Sounds easy, doesn’t it – except that the pads are very small and the wire is very thin. I put it onto a holder that allows the load cell to be held by clips, then positioned a magnifying glass over the load cell. In this way, I could clearly see the pad that I was soldering to, and of course the yellow wire. This was done in due course – then the other three load-cell wires were connected. All joins were then covered in heat- shrink.
The other tension head came in as expected – so using this one, I was able to determine the load-cell connections. On inspection, the white goes to green, black to red, yellow to yellow (which was still connected) and red to black. The photo above shows the heat-shrink in place, but not yet shrunk.
Here is the load cell and connector mounted back into the tension head with the chain re-attached.

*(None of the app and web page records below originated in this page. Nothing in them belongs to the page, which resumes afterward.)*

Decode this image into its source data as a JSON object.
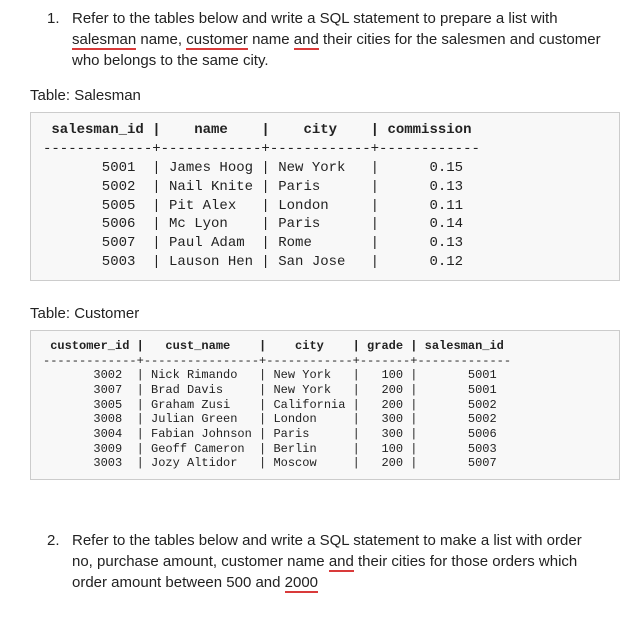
{
  "questions": [
    {
      "number": "1.",
      "text_parts": [
        "Refer to the tables below and write a SQL statement to prepare a list with ",
        "salesman",
        " name, ",
        "customer",
        " name ",
        "and",
        " their cities for the salesmen and customer who belongs to the same city."
      ],
      "underline_indices": [
        1,
        3,
        5
      ]
    },
    {
      "number": "2.",
      "text_parts": [
        "Refer to the tables below and write a SQL statement to make a list with order no, purchase amount, customer name ",
        "and",
        " their cities for those orders which order amount between 500 and ",
        "2000"
      ],
      "underline_indices": [
        1,
        3
      ]
    }
  ],
  "tables": [
    {
      "label": "Table: Salesman",
      "header": " salesman_id |    name    |    city    | commission",
      "divider": "-------------+------------+------------+------------",
      "rows": [
        "       5001  | James Hoog | New York   |      0.15",
        "       5002  | Nail Knite | Paris      |      0.13",
        "       5005  | Pit Alex   | London     |      0.11",
        "       5006  | Mc Lyon    | Paris      |      0.14",
        "       5007  | Paul Adam  | Rome       |      0.13",
        "       5003  | Lauson Hen | San Jose   |      0.12"
      ]
    },
    {
      "label": "Table: Customer",
      "header": " customer_id |   cust_name    |    city    | grade | salesman_id",
      "divider": "-------------+----------------+------------+-------+-------------",
      "rows": [
        "       3002  | Nick Rimando   | New York   |   100 |       5001",
        "       3007  | Brad Davis     | New York   |   200 |       5001",
        "       3005  | Graham Zusi    | California |   200 |       5002",
        "       3008  | Julian Green   | London     |   300 |       5002",
        "       3004  | Fabian Johnson | Paris      |   300 |       5006",
        "       3009  | Geoff Cameron  | Berlin     |   100 |       5003",
        "       3003  | Jozy Altidor   | Moscow     |   200 |       5007"
      ]
    }
  ]
}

Here is a close-up of the mounted load cell – I had to replace both of the screws that hold it to the chain and the carriage because the old ones had been stripped – I think because the original screws were not strong enough – hopefully, these ones will last longer.

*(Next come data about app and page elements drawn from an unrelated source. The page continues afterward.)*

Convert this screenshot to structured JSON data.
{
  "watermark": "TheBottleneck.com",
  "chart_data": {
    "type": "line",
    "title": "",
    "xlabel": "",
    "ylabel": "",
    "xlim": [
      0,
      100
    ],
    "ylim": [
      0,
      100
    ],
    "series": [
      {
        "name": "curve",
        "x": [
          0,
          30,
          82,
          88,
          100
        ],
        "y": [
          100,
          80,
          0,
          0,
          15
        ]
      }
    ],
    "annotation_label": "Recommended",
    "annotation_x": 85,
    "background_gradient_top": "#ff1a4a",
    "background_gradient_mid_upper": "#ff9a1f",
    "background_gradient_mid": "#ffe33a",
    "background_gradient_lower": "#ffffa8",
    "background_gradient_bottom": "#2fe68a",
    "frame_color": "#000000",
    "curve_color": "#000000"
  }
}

Now a final photo of the completed unit attached to my test bench ready to have its calibration checked and adjusted if needed.
By the way, notice how the blue gripper assembly doesn’t yet have the gripper installed? The reason for this is that I had to modify the assembly because the fastening screws were bent, by going through a 6.4 degree bend – that is the slope of the assembly relative to the horizontal. The holes drilled and counterbored in the assembly were perpendicular to the assembly, but were not lined up with the vertical holes in the mounting.
I put the gripper assembly into my mill and adjusted it to have a 6.5 degree slope, then used a 10mm end-mill to do the counterbore. This was followed by a 6.5mm drill to ensure that there was a vertical hole going through the assembly at the right angle. After doing this, the mounting screws can now be tightened up properly without having to bend in the middle.
The next tension head to look at is the one that came in, apparently had been smoking – and the transformer looks like it has been cooked, with the varnish having boiled out of it.